~Edward Everett Horton~

Born: March 18, 1886 in Brooklyn, NY, USA
Died: September 29, 1970 in Encino, CA, USA
~Silent Filmography~
Sonny Boy (1929/I) .... Crandall Thorpe
Call Again (1928)
Vacation Waves (1928) .... Eddie Davis
The Terror (1928) .... Ferdinand Fane
Scrambled Weddings (1928)
Horse Shy (1928/II)
Behind the Counter (1928)
Dad's Choice (1928) .... Eddie
Find the King (1927)
No Publicity (1927)
Taxi! Taxi! (1927) .... Peter Whitby
The Whole Town Is Talking (1926) .... Chester Binney
Poker Faces (1926) .... The hero
The Nutcracker (1926) .... Horatio Slipaway
... aka Come on Charlie (USA: alternative title)
La boheme (1926) .... Colline
The Business of Love (1925)
Marry Me (1925) .... Johnn Smith #2
Beggar on Horseback (1925) .... Neil McRae
Helen's Babies (1924) .... Uncle Harry
The Man Who Fights Alone (1924) .... Bob Alten
Try and Get It (1924) (as Edward Horton) .... Glenn Collins
Flapper Wives (1924) (as Edward Horton) .... Vincent Platt
... aka Perilous Love
To the Ladies (1923) (as Edward Horton) .... Leonard Beebe
The Vow of Vengeance (1923)
Ruggles of Red Gap (1923) (as Edward Horton) .... Ruggles
A Front Page Story (1922) (as Edward Horton) .... Rodney Marvin
The Ladder Jinx (1922) (as Edward Horton) .... Arthur Barnes
Too Much Business (1922) (as Edward Horton) .... John Henry Jackson
~Los Angeles Times, 1970~
Edward Everett Horton whose distinctive Yankee elocution and fussy, crinkled-nose mannerisms
were the trademarks of a 63-year acting career.

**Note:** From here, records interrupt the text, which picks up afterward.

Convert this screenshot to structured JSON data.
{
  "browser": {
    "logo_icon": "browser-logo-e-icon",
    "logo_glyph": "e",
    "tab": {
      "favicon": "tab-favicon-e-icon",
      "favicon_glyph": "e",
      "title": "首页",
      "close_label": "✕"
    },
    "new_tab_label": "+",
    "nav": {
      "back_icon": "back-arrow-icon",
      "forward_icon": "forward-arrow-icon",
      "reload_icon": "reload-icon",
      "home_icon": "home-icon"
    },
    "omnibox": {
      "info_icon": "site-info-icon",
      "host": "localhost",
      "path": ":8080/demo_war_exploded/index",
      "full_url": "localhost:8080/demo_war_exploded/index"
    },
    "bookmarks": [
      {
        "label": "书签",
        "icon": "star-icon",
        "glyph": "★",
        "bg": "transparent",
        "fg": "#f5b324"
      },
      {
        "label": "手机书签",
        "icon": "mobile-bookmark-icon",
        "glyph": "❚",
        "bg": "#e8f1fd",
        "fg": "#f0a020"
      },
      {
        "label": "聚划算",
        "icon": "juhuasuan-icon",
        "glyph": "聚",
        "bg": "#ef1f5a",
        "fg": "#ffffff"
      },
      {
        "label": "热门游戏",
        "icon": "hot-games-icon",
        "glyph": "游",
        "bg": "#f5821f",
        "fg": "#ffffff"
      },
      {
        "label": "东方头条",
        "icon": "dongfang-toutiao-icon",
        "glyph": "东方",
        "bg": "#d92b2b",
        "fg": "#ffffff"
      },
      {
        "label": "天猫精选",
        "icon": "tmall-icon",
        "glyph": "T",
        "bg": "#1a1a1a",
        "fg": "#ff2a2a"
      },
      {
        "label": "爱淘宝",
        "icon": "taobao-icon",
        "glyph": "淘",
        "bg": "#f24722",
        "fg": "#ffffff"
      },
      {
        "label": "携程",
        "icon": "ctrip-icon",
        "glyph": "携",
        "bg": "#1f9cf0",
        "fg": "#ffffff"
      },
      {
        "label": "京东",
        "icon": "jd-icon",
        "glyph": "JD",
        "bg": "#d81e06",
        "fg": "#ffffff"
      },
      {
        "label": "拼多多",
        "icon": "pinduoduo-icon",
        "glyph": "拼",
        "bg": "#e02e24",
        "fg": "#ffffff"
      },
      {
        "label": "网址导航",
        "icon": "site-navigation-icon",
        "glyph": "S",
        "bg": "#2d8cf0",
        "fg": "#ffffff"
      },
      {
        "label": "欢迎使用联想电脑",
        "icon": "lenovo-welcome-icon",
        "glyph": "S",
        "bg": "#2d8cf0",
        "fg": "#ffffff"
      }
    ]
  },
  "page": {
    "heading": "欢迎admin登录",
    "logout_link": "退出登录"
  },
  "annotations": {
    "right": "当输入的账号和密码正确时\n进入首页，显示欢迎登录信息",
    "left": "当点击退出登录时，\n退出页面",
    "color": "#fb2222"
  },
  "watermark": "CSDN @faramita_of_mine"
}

Although his career was mainly in legitimate theater, his voice was familiar to children watching the
Saturday and Sunday morning cartoon feature "Fractured Fairy Tales," as he narrated.

Horton came to Los Angeles in 1919 to replace Lewis Stone at the old Majestic Theater. Two years
later, he made his first film appearance in the leading role in "Too Much Business."

He was credited with creating the role of Henry Dewlip, a lovable rake, in the production
"Springtime for Henry." The play became known as Horton's vehicle and he played it more than
2,600 times.

— Stanley O. Williford in the Los Angeles Times Oct. 1, 1970